### Page and application data records
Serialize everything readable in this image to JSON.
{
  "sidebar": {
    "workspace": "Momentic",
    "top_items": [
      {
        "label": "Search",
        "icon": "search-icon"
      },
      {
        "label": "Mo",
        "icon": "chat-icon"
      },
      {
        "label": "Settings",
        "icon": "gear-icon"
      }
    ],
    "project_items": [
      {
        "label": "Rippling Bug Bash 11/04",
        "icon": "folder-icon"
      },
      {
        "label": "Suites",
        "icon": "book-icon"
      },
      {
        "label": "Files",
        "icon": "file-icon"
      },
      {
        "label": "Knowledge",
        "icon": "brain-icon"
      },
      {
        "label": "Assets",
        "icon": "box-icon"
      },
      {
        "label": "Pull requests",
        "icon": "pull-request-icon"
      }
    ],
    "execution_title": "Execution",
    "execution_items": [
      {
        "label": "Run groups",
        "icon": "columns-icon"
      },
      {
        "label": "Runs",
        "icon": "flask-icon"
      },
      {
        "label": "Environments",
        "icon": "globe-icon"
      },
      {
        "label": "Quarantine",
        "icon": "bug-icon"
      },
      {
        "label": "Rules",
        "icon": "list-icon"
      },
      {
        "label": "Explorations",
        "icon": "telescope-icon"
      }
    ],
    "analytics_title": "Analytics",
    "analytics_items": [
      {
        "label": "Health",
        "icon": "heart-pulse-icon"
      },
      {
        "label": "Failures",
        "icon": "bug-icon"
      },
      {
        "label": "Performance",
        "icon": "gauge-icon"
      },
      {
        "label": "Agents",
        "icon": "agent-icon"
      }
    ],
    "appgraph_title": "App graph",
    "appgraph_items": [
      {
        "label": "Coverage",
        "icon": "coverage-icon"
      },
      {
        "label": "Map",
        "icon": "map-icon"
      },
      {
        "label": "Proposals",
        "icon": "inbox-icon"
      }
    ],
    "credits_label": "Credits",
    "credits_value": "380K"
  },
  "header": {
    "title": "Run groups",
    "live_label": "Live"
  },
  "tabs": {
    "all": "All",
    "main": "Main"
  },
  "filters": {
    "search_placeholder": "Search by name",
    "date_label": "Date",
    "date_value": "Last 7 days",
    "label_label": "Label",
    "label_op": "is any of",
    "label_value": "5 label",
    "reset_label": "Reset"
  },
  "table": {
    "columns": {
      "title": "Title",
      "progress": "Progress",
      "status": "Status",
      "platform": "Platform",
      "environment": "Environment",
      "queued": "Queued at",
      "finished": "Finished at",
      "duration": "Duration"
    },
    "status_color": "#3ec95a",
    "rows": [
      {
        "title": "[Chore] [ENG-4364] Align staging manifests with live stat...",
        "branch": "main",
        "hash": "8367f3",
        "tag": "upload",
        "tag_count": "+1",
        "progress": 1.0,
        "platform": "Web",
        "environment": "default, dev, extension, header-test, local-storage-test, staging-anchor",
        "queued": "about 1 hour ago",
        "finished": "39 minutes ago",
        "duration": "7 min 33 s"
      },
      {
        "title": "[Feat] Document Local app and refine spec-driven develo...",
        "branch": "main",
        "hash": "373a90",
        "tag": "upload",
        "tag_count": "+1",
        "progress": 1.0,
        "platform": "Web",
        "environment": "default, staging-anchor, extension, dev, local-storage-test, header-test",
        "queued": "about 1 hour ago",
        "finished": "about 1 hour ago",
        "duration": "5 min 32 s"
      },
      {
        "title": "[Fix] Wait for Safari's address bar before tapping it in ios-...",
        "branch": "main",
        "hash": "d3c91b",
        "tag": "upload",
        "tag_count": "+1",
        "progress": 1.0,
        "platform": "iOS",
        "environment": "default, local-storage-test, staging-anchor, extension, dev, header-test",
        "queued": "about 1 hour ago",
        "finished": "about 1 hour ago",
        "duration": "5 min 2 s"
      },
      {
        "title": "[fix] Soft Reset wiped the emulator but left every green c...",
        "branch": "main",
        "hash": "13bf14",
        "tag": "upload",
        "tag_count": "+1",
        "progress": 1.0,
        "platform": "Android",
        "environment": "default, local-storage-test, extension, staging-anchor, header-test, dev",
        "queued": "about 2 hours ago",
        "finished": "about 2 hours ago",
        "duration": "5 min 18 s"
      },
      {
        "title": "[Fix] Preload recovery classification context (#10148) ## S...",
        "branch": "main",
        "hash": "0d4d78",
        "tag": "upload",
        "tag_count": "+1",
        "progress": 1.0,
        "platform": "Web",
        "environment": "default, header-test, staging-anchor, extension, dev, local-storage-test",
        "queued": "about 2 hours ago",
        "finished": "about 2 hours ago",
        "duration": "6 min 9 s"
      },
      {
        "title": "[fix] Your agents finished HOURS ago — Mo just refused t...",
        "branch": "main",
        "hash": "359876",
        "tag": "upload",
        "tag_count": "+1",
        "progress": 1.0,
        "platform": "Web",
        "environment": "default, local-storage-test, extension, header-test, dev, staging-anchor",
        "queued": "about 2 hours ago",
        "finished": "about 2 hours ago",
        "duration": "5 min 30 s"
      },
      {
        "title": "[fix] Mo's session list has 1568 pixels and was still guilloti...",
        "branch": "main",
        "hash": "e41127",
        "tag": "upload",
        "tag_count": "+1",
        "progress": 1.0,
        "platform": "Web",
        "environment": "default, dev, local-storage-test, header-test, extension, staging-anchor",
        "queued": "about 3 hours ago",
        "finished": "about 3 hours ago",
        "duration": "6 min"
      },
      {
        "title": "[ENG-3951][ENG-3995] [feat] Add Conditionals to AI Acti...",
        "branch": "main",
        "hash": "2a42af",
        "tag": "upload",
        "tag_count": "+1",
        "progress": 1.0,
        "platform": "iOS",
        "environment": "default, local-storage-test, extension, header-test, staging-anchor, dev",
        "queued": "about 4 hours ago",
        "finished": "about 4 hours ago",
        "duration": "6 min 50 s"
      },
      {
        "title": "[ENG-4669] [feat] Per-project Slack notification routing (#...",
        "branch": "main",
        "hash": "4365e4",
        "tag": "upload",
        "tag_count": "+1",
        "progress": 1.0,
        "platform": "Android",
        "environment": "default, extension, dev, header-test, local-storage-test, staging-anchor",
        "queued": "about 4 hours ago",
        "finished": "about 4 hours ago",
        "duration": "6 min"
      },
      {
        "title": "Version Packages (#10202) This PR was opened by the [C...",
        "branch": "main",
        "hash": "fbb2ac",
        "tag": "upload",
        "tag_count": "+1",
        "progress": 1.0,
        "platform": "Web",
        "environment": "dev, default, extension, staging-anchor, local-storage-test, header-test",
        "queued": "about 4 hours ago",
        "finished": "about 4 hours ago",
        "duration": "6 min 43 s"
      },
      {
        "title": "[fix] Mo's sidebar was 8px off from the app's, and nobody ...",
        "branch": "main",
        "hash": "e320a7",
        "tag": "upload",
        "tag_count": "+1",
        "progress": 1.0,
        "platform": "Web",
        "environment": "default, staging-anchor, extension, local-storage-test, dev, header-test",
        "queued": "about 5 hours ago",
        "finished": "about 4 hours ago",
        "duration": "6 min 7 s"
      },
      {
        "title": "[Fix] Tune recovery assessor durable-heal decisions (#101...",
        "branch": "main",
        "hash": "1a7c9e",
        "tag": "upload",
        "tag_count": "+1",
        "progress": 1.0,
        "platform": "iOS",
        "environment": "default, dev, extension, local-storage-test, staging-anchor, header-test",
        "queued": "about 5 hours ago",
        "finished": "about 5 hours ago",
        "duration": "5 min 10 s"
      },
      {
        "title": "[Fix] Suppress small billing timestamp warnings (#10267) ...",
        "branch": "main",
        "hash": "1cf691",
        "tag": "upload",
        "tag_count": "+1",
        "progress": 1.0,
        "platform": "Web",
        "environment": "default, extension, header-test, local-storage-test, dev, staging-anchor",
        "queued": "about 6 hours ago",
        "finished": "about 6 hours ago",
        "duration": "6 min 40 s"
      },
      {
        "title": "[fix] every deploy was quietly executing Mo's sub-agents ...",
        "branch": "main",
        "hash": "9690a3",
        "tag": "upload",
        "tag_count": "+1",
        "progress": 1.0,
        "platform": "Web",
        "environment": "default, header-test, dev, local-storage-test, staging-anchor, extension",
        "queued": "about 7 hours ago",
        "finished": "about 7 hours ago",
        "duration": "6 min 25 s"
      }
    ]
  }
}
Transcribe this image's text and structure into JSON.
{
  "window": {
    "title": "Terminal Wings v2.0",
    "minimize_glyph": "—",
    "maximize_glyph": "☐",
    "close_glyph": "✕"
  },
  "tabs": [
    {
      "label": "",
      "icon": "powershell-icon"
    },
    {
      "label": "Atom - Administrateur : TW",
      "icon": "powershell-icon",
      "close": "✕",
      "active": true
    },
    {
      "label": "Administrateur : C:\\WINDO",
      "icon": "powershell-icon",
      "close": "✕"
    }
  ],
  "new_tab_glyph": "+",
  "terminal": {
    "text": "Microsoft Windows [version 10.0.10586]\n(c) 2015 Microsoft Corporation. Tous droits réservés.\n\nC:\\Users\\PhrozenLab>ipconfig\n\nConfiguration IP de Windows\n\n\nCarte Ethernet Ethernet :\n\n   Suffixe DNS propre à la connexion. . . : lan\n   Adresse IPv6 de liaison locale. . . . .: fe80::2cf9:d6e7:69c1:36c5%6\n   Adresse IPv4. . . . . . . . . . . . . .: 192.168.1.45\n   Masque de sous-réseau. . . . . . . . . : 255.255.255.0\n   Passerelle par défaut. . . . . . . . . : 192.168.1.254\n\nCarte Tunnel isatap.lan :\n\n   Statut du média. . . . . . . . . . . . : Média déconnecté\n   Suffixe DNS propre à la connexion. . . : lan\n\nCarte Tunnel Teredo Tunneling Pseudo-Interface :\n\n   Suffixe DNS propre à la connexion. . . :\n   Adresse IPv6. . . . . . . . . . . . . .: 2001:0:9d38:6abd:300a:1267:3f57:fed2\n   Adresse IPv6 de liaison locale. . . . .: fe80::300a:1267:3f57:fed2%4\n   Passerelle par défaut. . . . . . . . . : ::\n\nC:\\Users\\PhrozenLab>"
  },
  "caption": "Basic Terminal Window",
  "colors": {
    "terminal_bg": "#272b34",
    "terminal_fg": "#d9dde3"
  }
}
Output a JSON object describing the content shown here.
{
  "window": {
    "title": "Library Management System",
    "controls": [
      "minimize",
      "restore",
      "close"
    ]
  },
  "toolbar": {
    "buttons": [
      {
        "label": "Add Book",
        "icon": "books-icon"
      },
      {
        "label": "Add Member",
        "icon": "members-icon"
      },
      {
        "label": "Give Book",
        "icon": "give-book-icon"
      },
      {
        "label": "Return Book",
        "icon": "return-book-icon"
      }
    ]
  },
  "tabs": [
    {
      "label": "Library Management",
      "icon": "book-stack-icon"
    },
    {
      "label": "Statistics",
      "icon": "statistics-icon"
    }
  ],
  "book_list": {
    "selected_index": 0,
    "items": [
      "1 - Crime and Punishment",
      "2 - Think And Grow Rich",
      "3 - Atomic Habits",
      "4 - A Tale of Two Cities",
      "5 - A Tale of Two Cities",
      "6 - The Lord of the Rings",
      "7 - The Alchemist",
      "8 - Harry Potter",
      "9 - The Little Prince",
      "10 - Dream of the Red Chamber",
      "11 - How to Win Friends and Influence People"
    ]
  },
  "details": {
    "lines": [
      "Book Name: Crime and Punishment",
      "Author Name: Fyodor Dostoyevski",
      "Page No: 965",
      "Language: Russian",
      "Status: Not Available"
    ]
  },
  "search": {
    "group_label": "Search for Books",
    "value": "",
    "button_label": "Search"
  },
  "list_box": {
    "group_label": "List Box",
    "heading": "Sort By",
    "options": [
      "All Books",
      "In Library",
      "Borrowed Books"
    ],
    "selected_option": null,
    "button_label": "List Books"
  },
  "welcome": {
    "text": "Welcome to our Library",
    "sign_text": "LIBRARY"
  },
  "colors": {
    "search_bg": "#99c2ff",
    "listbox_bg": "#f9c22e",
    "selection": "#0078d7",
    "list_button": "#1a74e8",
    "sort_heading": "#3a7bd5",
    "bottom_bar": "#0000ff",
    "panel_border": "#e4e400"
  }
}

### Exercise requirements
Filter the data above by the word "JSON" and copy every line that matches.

### Task solution
Serialize everything readable in this image to JSON.
Transcribe this image's text and structure into JSON.
Output a JSON object describing the content shown here.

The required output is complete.